It’s funny how things happen. There I was awake but still in bed at 6.30am when I began to think how, if action is not taken soon, the environment will become a veritable wasteland with few of any of the species admired and cherished by people who live in he countryside.
Some hours later I checked my emails and there was this interesting letter from Richard Kidd of Aughafatten, Co Antrim. Richard wrote: “I always look forward to reading your column in Farming Life each week. I find it very interesting and you always provide a useful insight into the issues and opportunities facing the countryside and those who live in it.
“I also enjoy reading the work of George Monbiot. A columnist in the Guardian. I would be really interested to hear your thoughts on his plans for re-wilding and what effects you feel it would have on the countryside.’’
“So many positive things are written about re-wilding, I would be really interested to hear if you shared his enthusiasm for this work or if you felt the downside would outweigh the benefits?’’
First of all, having spent five years (1961-1965) as a sub-editor in The Guardian, I would say with certainty that, unlike some other commentators who are selective about the wildlife they want to save, George Monbiot believes implicitly in everything he writes.
Some others seem to start from a point of self interest where they realise that there is a lot more money to be made from saving exotic raptors than from saving the robin or the blackbird.
George Monbiot says the aim of Rewilding Britain was to bring trees back to bare hills, allow reefs to form once more on the seabed and to return to these shores the magnificent, entrancing animals of which we have so long been deprived. Above all it seeks to enhance and enrich the lives of the people of this nation. I hope that it might help to change the face of Britain. But the interests of local people must never be overruled. Rewilding must take place only with active consent.
I wish I could share George’s optimism about helping to enrich the local economy. But I saw nothing but huge losses and sleepless nights for sheep farmers after foxes first appeared in great numbers in the Glens of Antrim in the mid 40s. Nor did I see much benefit accruing to locals from the arrival in the Glens of Hen Harriers, Buzzards, Red Kites, Golden Eagles and Sea Eagles, many of which were released by do-gooders in the past 20 years.
George says that the authorities in these islands now claim to be willing to pay for the protection of soils and watersheds and , he adds: “These are likely to be more resilient sources of income than the current farm subsidy system upon which all hill farming in this country depends.
“The gross injustice of transferring vast sums from the poor to the rich ‘simply for owning land’ is as unsustainable politically as it is ecologically.”
My fear would be that rewilding would see the introduction of animals like wolves, lynx and bears thus menacing the most vulnerable sections of the community where releases were to take place.
Any farmers in Co Antrim that I have discussed the matter with say they would shoot any dangerous animal they met.

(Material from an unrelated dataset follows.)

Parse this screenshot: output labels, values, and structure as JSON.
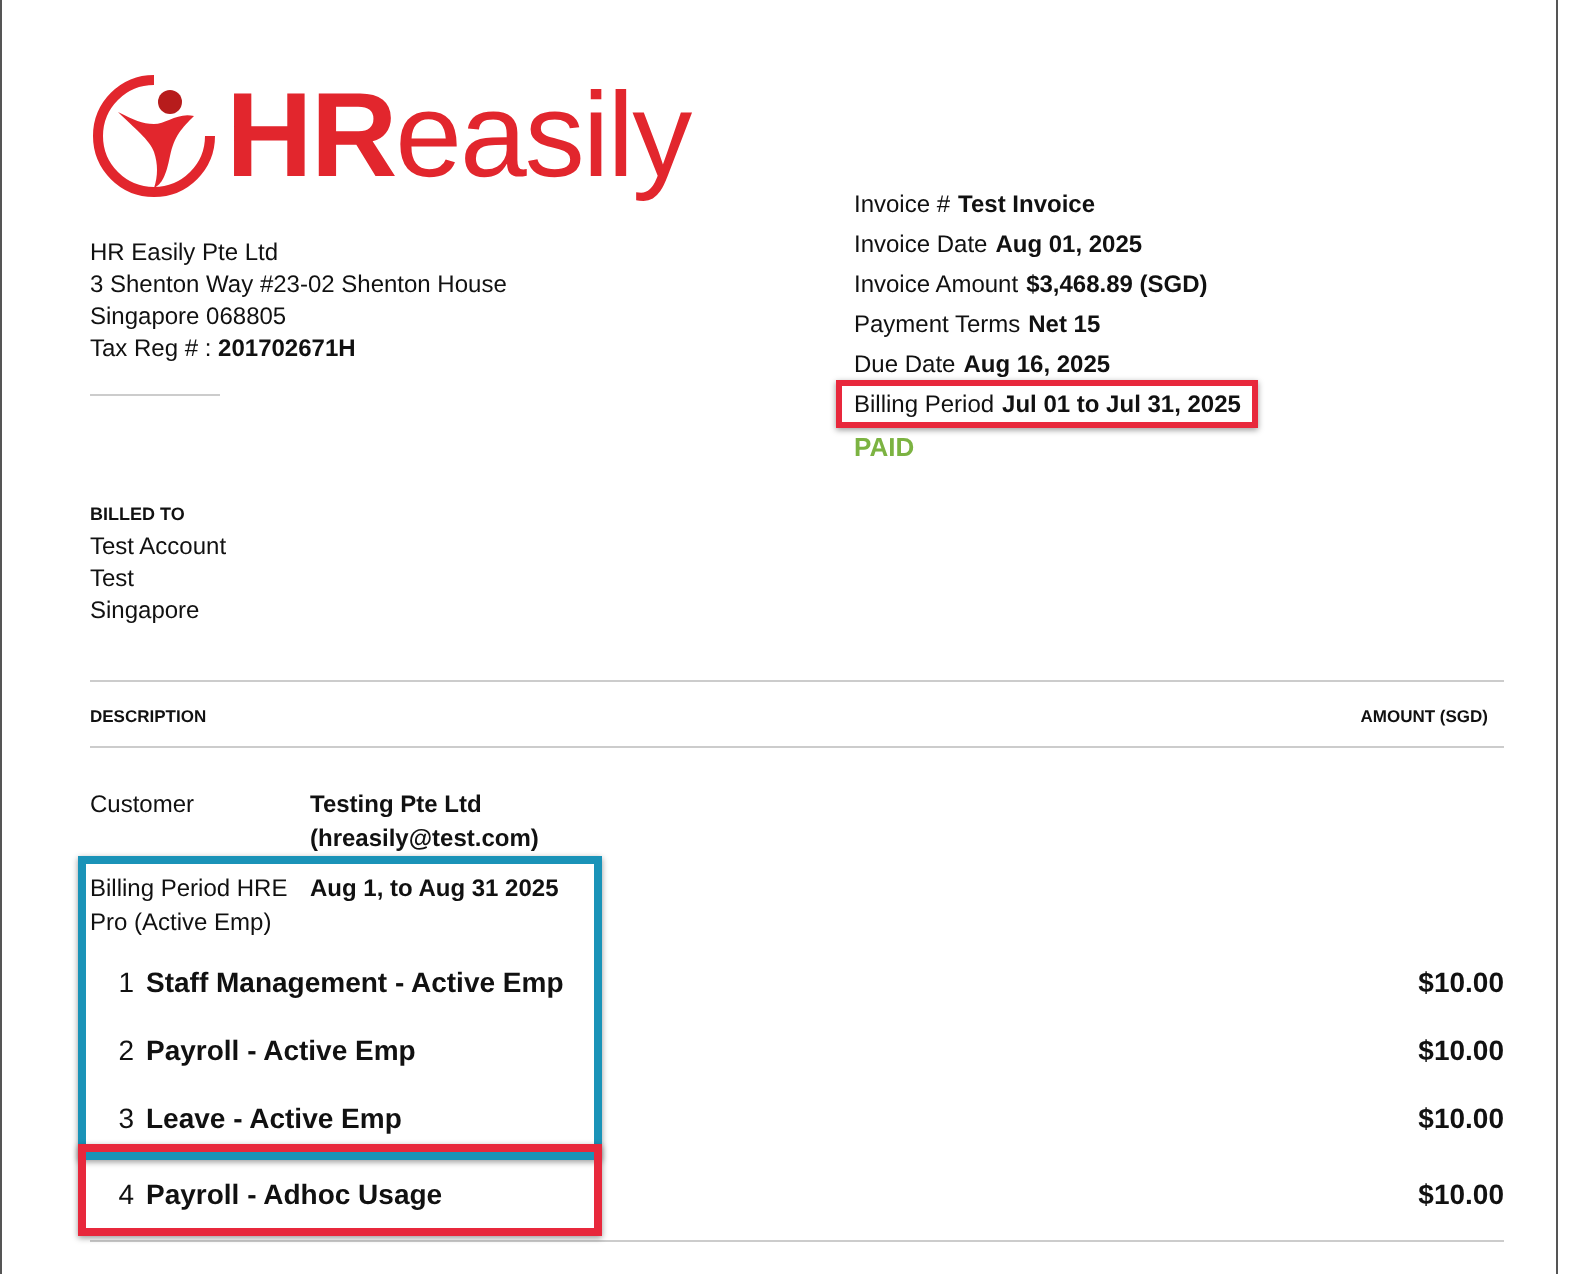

And I don’t blame them for thinking that it might be more important to protect vulnerable members of their families and their neighbours than bowing to the wishes and dreams of vested interests.
But let us get back to the status quo and the destruction of habitat and other mistakes leading directly over the years to the loss of millions of birds, animals and butterflies.
When a charitable donor supports some well known ‘charity’ does he or she ever think that they are passing the death sentence on the very species that those in the countryside wish to protect?
Looking back over the past 80 odd years, it pains me to think of how we have allowed generous people to contribute unwittingly to making the countryside a poorer place.
In the 1940s, and much later, our moors and lowlands were teeming with wildlife. But then came the foxes, Hoodie Crows, Magpies, Sparrowhawks, Hen Harriers and Buzzards. It was downhill from then on, a process speeded by the loss of habitat.
I have to say that one of the moors in the neighbourhood which was last to go was Cushleake moor between Cushendun and Torr. There were three nesting sites along the cliffs, used by Peregrine Falcons but that did not seem to lower the bird count very much. Perhaps the Peregrines depended more on the rock pigeons which were plentiful rather than on racing pigeons
The other salient factor was that the McClintok family, father and two sons, were all active and excellent keepers who looked after Cushleake Mountain, conscientiously, wisely and well.
At the heels of the hunt, we must let the authorities know that they are being led up the garden path by heavily vested interests.
I thank Richard Todd for his letter and would appeal to all who really care, to join in a publicity campaign to spread the truth about the environment and its wildlife and reduce the savage killing by raptors and predators. Where space permitted, I would endeavour to include your views in this column.
You can email me at the above address or write to me at 12 Clady Road, Cushendun, Ballymena, Co Antrim, BT44 0QD.